After a trip to the doctor’s last week to check on my lab results, I found out I was deficient in basically everything! Surprise, surprise.
My low energy is 100% because of my very low iron and B12. I have a hunch that my extreme fatigue was less of an iron issue than I originally thought, and more-so because of my B12. When I went vegetarian for a year or so, last year, I didn’t supplement with B12 because I didn’t know that B12 is only readily available in meats! Currently, I’m still paying the consequences for my lack of knowledge last year. My iron is higher than it was last year – last year I was “deathly low” (quoting the hospital doctor), which is an improvement!
Currently, I’m supplementing with probiotics, omega 3s, b12, iron, and vitamin D3.
Probiotics: I’m in the process of healing my gut with probiotics and different foods after doing extensive research on the damages my body endured when I took psychiatric medications daily for 4 years. Funny enough, gut health is actually directly linked to mood and overall wellbeing as well. Seems counterintuitive that my medications were damaging my gut, making my symptoms worse. But at the time, the pros of medication (staying alive) far outweighed the cons. The cons are time, energy, and money to heal my gut.
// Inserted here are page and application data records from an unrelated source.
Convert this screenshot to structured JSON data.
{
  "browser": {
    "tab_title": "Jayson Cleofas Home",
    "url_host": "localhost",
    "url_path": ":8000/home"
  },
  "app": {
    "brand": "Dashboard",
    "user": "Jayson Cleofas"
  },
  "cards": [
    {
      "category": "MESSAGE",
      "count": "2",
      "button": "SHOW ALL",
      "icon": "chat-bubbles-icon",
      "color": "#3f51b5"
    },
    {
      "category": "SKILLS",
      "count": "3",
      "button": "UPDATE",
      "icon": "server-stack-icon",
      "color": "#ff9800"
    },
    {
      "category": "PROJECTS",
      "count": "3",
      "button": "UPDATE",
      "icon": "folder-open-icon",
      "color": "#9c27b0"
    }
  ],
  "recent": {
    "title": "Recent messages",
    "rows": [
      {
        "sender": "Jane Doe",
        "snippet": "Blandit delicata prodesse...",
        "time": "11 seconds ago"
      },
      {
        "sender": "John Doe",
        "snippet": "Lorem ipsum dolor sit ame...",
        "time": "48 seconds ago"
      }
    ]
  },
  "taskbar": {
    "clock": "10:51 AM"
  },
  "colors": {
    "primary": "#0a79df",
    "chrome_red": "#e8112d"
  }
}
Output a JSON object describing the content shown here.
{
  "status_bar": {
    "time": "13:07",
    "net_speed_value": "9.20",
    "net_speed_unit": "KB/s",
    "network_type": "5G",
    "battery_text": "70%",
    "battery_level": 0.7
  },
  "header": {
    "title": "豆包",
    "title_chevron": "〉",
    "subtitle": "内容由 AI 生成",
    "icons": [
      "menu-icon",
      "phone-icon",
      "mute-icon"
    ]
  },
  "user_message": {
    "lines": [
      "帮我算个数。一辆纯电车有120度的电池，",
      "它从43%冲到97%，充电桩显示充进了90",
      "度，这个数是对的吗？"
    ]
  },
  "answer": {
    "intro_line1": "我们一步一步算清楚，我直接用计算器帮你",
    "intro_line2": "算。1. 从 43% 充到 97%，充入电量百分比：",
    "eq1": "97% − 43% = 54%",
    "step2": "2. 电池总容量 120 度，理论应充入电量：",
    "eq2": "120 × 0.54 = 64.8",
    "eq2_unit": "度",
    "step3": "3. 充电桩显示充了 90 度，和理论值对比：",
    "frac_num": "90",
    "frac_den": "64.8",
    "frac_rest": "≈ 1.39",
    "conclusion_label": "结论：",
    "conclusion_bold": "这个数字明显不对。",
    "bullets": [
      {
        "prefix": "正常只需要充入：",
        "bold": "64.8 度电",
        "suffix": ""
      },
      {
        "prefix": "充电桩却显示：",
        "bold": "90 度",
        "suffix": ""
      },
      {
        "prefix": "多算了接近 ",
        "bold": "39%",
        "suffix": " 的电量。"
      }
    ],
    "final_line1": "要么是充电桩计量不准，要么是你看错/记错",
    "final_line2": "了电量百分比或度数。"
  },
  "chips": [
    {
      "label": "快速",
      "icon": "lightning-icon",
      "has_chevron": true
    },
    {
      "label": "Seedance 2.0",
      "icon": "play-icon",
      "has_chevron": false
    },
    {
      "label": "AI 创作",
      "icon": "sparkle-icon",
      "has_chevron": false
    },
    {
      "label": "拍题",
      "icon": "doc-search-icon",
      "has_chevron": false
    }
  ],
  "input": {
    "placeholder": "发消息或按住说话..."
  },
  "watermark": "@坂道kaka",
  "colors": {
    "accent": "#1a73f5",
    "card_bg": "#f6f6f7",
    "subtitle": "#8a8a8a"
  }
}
Omega 3s: Omega 3s are just for my overall body and brain functioning. I could go into all the benefits but I’m sure everyone knows of them.
B12: B12 is for my energy/red blood cell formation. There are more complicated benefits of B12 that I won’t go into, but the main symptom of B12 deficiency is fatigue. Fun fact: almost all energy drinks contain megadoses of B12.
Iron: Iron is for my energy as well. Iron is an important mineral crucial to proper red blood cell function – it helps RBC carry oxygen in the body. Common symptom of iron deficiency is fatigue as well. It’s difficult for women with menstrual cycles to have enough iron, and doctors recommend that most women supplement with iron!
Vitamin D3: There are many research studies that show a correlation between vitamin D3 deficiency and depression, but the direct link is not known yet. During the Vancouver fall/winters, it’s easy to be affected by the gloomy weather and lack of sunshine. (Turns out my super happy roommate who’s happy all year round supplements with vitamin D!) I’ll be getting a blood test sometime in October to adjust the amount that I’m taking, but because I’ve been deficient for a very long time, my doctor says I don’t need to worry too much about the amount I’m taking now.
It sounds likes I’m taking a lot, but it really isn’t too bad when I take some in the morning, and others at night! Overall, I have felt a definite shift in my physical health, which has helped my mental health greatly. I have more energy to do the things I love, and spend time with the people I love. I wish my psychiatrist had me do a blood test for deficiencies before we started on medications. Oh well, at least I’ve learned now!
I encourage you all to be advocates of your own health and get a blood test! It’s easy for symptoms to be bushed off and/or diagnosed as a common issue. Best of luck.